2. A scorched earth

More than half the earth’s surface has been transformed into settlements and cities, agricultural land, mines, waste dumps, baseball diamonds, and beyond. Mineral mining moves three times more sediment every year than all the world's rivers. Change “is increasingly extending into the oceans,” the authors write, both directly, as trawlers rip up sea-floor ecosystems, and indirectly, where agricultural runoff produces oxygen-poor “dead zones.”

3. The long tail of nuclear bomb tests

Thermonuclear weapon tests—hydrogen bombs—produced radioactive fallout between the early 1950s and early 1960s that may serve as a geological time marker in sediment and ice for any geologists conducting fieldwork a million years hence. Bomb blasts produce new radioactive particles. The spike in carbon-14, a radioactive carbon isotope, between 1954 and 1964 might provide a suitable peg, or possibly even better, plutonium, which may stick around in sediment and ice for 100,000 years before decaying to uranium and then lead.

4. Speeding up earth's chemical conveyor belt

CO2 is famously entering the atmosphere about 100 times faster than it did when the planet emerged from the most recent ice age, about 12,000 years ago. The concentration of CO2 in the atmosphere is 35 percent higher than its peak for the last 800,000 years. Sea-levels are higher than they’ve been in 115,000 years, and the rise is accelerating. A century of synthetic-fertilizer production has disrupted the earth's nitrogen cycle more dramatically than any event in 2.5 billion years. 



5. Get ready for the sixth mass extinction

Life on earth has survived five major extinctions over the past half-billion years, and many smaller die-offs. “Current trends of habitat loss and overexploitation, if maintained, would push Earth into the sixth mass extinction event”—meaning more than 75 percent of species gone within several centuries—“a process that is probably already underway.”

A recent drought in the Western U.S. left normally lush ranch land looking like a parched moonscape.
A recent drought in the Western U.S. left normally lush ranch land looking like a parched moonscape.

Having sifted through the published evidence, the Anthropocene Working Group faces a no less daunting task, which is to choose how best to define the Human Epoch.
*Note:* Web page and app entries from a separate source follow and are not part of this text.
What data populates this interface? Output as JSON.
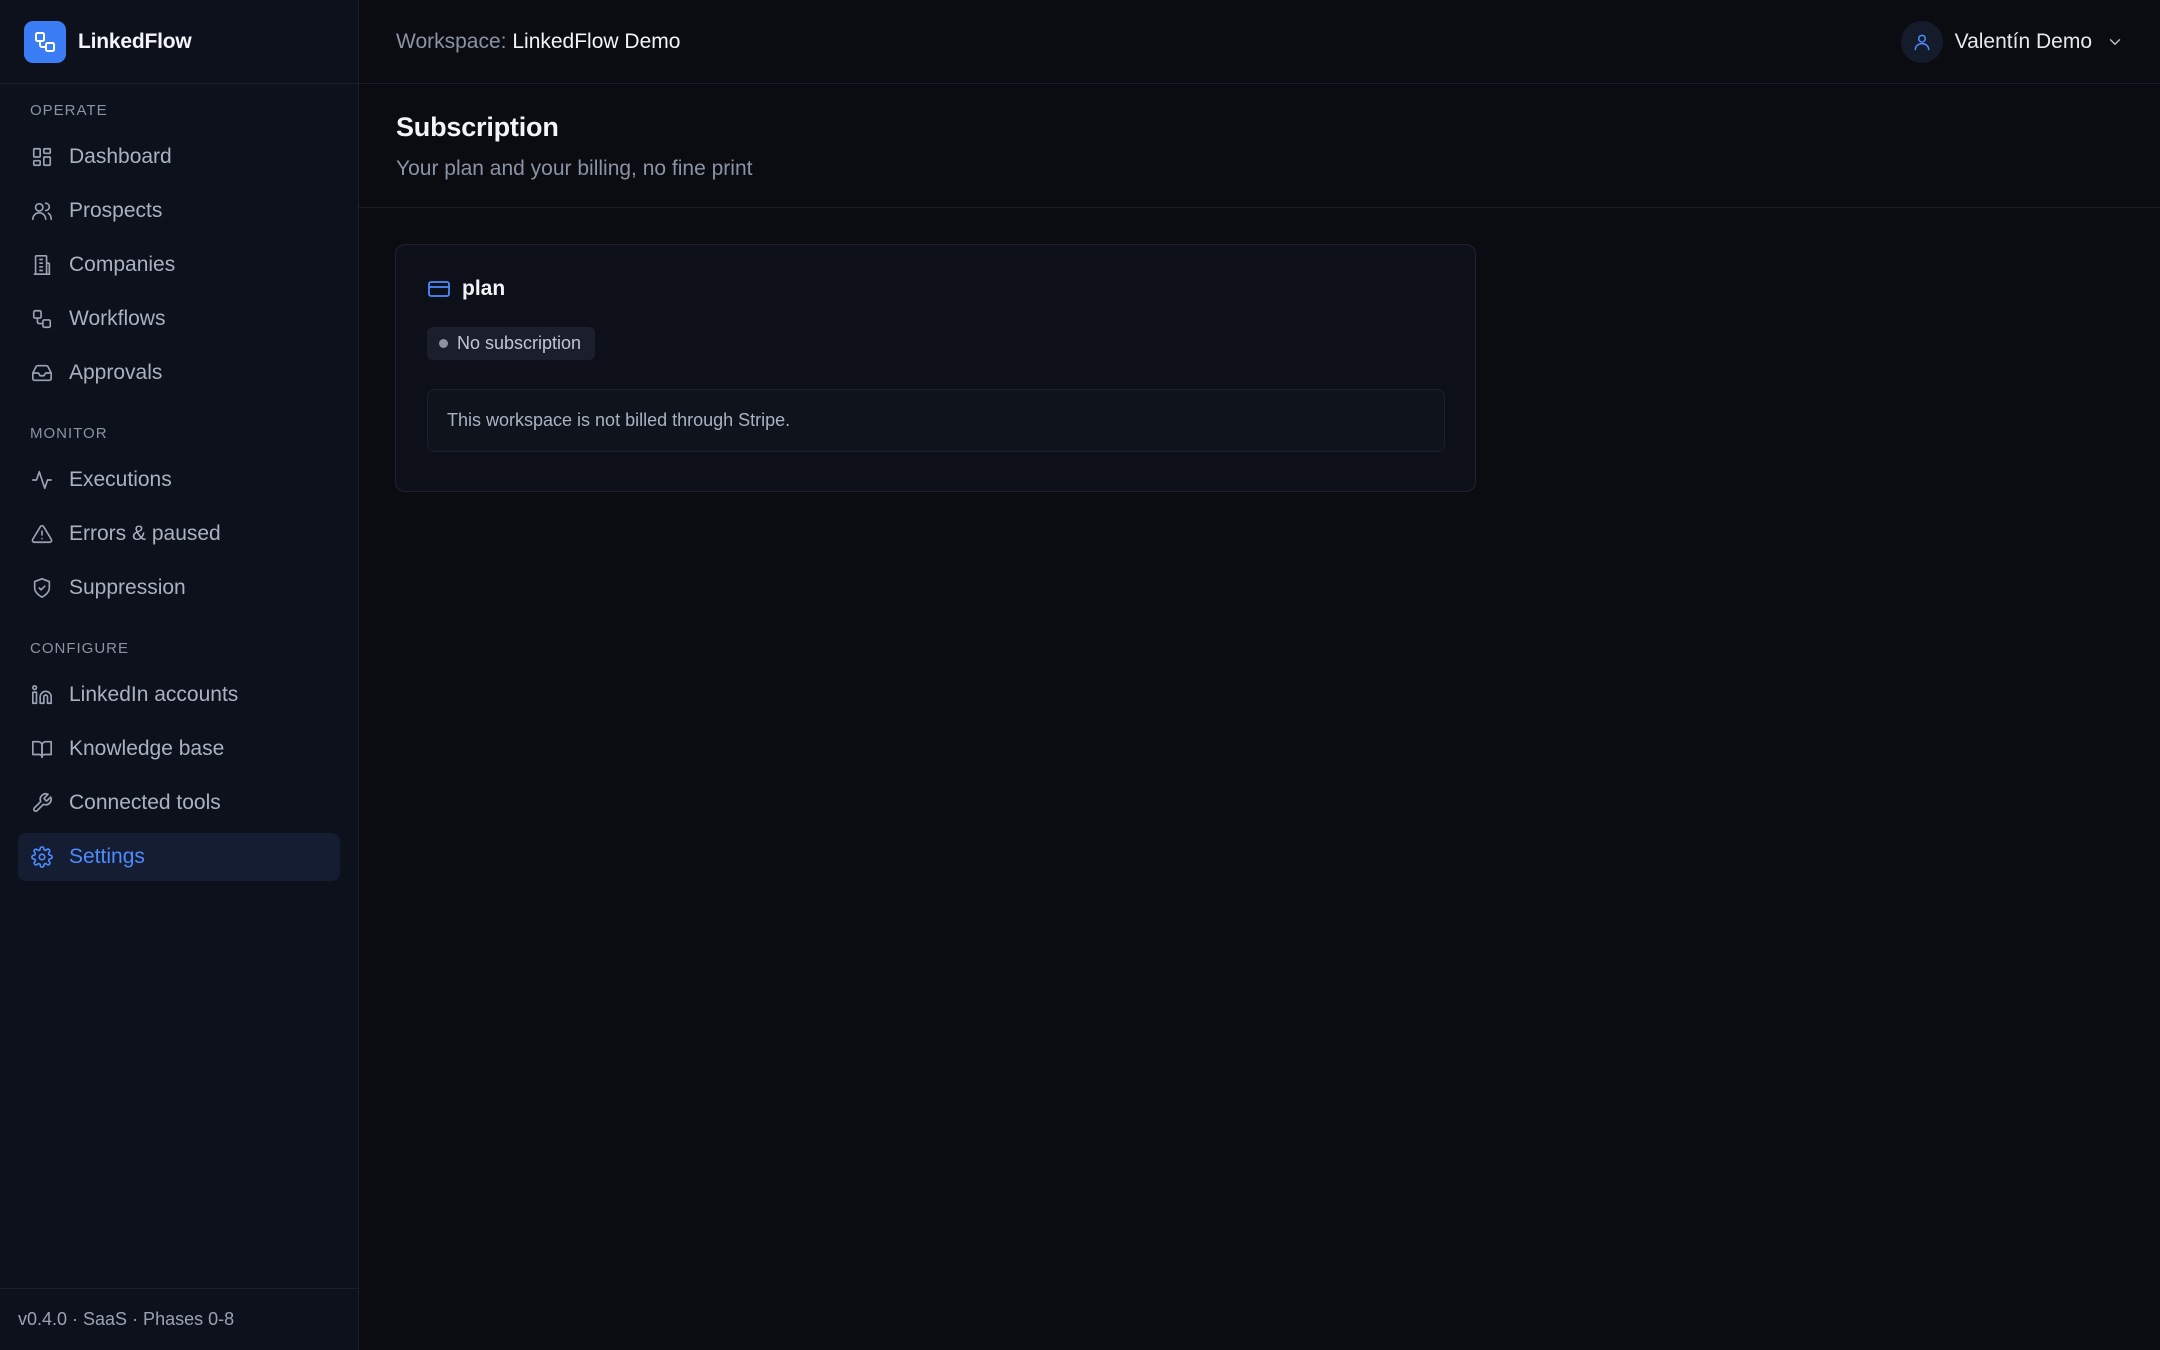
{
  "brand": {
    "name": "LinkedFlow",
    "logo_icon": "workflow-icon",
    "accent": "#3b7df5"
  },
  "sidebar": {
    "sections": [
      {
        "label": "OPERATE",
        "items": [
          {
            "label": "Dashboard",
            "icon": "dashboard-icon"
          },
          {
            "label": "Prospects",
            "icon": "users-icon"
          },
          {
            "label": "Companies",
            "icon": "building-icon"
          },
          {
            "label": "Workflows",
            "icon": "workflow-icon"
          },
          {
            "label": "Approvals",
            "icon": "inbox-icon"
          }
        ]
      },
      {
        "label": "MONITOR",
        "items": [
          {
            "label": "Executions",
            "icon": "activity-icon"
          },
          {
            "label": "Errors & paused",
            "icon": "warning-icon"
          },
          {
            "label": "Suppression",
            "icon": "shield-icon"
          }
        ]
      },
      {
        "label": "CONFIGURE",
        "items": [
          {
            "label": "LinkedIn accounts",
            "icon": "linkedin-icon"
          },
          {
            "label": "Knowledge base",
            "icon": "book-icon"
          },
          {
            "label": "Connected tools",
            "icon": "wrench-icon"
          },
          {
            "label": "Settings",
            "icon": "gear-icon",
            "active": true
          }
        ]
      }
    ],
    "footer": "v0.4.0 · SaaS · Phases 0-8"
  },
  "topbar": {
    "workspace_label": "Workspace:",
    "workspace_name": "LinkedFlow Demo",
    "user_name": "Valentín Demo",
    "user_icon": "user-icon",
    "menu_icon": "chevron-down-icon"
  },
  "page": {
    "title": "Subscription",
    "subtitle": "Your plan and your billing, no fine print"
  },
  "plan_card": {
    "title": "plan",
    "icon": "credit-card-icon",
    "status_badge": "No subscription",
    "notice": "This workspace is not billed through Stripe."
  },
  "colors": {
    "background": "#0a0c11",
    "sidebar": "#0d111b",
    "active_item_bg": "#141d31",
    "active_item_text": "#4d8bff"
  }
}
When did it start? Which of these developments best characterize it? Several possibilities present themselves, each with pluses and minuses. To formally name a new epoch, the geology community usually requires a specific reference point somewhere in the world, in rock. They call it a “golden spike.” That’s tricky in the case of the Anthropocene, because the changes likeliest to stand the test of time aren’t rock yet—they’re in goopy sedimentary muck or ice. 

A likely definition, which the group may propose to an official geology body late this summer, centers on what they call the Great Acceleration, the period after WWII, when human population, technology, and resource use all took off, when nuclear-test fallout settled out, and when industrial plastics started to become commonplace. "Defining when to begin the Anthropocene is controversial, as a lot rides on it," said Simon Lewis of the University College of London, who co-wrote a paper in Nature in March that pegs the beginning of the Anthropocene to 1610, the onset of colonialism. "Any definition will inform the stories that we tell about human development."

Whether or when geologists formally embrace the Anthropocene remains to be seen. Perhaps naming the world after humans’ collective impact will lead nations to more “pervasive and persistent”—and productive—correctives to all the rough news.